Our conversations have revolved mostly around the question of other faiths, as you might imagine. Her concern is that she wants to follow Jesus but she doesn’t want to have to condemn all the other religious experiences she’s both seen and had for herself, many of which she experienced as very God-directed and, in her words, “enlightening.” My main concern was that she recognize Jesus as more than simply “the path she had chosen” and that she desire that all people come to know Jesus in the life-giving, saving way she is coming to know him.

But the whole thing has raised a question for me. What do we have to be against to be considered, according to you, a faithful follower of Jesus? Does the question make sense? Specifically, what do you think she should think about these other religions, religious people, and religious experiences? I’d love, love, love to hear your thoughts on this, whether you are a follower of Jesus or not, whether you think you have something to say or not. I’m looking for gut reactions here, and I’m honestly searching for an answer myself.

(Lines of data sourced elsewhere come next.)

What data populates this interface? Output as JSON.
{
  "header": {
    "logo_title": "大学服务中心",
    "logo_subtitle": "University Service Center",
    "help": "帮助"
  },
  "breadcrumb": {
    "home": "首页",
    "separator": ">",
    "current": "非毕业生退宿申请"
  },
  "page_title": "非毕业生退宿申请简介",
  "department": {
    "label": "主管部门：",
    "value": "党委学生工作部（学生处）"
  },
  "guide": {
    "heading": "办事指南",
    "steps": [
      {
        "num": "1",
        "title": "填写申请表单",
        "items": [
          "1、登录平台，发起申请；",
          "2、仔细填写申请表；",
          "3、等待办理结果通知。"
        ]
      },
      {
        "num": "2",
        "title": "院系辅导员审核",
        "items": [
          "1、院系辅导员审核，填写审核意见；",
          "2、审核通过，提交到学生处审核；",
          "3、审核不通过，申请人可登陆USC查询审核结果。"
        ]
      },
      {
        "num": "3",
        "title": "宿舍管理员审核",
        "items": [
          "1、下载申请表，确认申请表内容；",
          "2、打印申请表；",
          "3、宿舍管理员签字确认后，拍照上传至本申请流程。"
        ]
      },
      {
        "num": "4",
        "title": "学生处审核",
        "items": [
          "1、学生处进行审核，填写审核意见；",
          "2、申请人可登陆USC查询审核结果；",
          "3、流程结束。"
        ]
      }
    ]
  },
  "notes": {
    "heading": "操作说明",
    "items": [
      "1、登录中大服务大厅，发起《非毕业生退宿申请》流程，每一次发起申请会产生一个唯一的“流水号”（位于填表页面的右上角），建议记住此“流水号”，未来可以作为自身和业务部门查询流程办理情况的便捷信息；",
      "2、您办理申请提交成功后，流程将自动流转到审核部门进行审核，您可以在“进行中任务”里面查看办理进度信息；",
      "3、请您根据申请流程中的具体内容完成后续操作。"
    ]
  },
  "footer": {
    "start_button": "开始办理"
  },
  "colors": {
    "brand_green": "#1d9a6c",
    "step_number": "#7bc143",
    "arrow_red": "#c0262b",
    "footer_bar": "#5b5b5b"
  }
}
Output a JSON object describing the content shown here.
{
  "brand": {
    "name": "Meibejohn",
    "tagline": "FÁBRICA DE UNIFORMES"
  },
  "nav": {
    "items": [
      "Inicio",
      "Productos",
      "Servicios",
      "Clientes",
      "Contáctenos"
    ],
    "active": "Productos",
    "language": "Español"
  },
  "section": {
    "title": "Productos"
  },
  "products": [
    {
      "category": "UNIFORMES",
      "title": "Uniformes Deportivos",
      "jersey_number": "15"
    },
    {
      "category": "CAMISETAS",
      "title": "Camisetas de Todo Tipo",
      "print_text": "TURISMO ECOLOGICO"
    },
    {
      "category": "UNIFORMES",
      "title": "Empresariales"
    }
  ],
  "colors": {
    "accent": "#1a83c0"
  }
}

Think also about Romans 10.9: “If you confess with your mouth that Jesus is Lord and believe in your heart that God raised him from the dead, you will be saved.” She has and she does. Do we truly believe this is enough?